(Beginning of Records for the task)

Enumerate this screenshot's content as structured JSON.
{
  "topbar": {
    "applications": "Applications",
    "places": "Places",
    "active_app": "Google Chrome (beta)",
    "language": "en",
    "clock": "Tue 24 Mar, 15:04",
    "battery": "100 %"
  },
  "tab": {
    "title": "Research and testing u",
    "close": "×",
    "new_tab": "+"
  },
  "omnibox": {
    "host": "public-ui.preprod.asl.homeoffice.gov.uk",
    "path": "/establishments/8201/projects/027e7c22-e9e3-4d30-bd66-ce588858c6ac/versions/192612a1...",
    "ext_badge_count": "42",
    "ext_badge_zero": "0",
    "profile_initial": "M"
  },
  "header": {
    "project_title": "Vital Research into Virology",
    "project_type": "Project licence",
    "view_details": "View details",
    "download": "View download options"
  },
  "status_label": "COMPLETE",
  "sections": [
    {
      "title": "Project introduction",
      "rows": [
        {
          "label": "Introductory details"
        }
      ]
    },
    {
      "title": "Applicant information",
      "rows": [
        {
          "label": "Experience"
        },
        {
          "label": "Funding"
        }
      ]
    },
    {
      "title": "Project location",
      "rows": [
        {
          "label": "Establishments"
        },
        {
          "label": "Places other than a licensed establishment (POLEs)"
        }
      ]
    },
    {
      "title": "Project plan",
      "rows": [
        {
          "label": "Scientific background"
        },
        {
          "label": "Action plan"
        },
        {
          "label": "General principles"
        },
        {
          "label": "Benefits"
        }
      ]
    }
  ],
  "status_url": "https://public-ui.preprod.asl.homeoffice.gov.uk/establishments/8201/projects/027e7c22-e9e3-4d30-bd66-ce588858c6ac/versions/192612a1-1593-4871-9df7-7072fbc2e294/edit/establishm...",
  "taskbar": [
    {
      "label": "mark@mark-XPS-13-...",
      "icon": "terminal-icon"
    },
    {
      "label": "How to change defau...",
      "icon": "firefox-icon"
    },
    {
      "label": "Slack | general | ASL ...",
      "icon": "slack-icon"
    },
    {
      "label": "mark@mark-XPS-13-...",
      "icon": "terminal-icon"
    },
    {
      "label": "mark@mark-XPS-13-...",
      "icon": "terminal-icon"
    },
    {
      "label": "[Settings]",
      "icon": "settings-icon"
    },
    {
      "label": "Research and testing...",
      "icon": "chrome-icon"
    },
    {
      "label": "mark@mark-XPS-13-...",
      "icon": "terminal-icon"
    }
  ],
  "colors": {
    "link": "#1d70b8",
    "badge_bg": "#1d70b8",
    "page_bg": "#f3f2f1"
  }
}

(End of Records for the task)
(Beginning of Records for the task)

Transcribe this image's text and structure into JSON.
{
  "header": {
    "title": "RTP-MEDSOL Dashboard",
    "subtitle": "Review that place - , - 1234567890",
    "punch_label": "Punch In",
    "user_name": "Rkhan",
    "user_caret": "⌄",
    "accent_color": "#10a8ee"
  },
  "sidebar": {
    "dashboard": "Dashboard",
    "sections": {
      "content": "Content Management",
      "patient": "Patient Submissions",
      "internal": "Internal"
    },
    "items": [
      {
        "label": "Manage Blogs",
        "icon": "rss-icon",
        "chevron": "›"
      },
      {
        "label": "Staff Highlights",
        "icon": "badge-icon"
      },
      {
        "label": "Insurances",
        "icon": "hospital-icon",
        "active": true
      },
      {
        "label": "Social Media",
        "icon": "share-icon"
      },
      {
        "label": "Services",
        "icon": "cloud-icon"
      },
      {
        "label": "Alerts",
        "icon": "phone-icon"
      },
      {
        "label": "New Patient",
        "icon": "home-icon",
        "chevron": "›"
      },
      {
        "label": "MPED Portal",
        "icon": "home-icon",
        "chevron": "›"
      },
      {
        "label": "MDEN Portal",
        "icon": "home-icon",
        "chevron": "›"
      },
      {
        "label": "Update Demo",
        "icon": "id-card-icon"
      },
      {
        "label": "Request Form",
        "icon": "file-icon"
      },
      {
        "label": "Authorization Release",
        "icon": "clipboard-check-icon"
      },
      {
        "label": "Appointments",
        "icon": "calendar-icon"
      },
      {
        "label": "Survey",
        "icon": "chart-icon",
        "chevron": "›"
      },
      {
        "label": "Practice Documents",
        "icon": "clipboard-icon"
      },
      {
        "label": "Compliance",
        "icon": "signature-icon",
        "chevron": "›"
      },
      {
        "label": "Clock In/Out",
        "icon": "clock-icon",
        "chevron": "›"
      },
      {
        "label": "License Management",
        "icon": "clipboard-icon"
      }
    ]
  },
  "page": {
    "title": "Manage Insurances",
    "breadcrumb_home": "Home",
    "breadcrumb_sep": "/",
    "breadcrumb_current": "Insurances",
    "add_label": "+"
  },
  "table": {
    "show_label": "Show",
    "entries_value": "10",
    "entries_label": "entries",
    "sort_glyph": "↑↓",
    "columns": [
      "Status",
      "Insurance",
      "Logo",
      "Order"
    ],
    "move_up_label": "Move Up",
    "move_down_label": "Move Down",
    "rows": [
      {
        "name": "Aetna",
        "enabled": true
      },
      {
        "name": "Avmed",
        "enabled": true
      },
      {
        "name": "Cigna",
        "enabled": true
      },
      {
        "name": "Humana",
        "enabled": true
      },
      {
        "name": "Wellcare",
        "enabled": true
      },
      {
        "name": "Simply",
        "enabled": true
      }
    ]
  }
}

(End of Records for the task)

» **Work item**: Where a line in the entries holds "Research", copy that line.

» **Response to the exercise**:
    "title": "Research and testing u",
    "project_title": "Vital Research into Virology",
      "label": "Research and testing...",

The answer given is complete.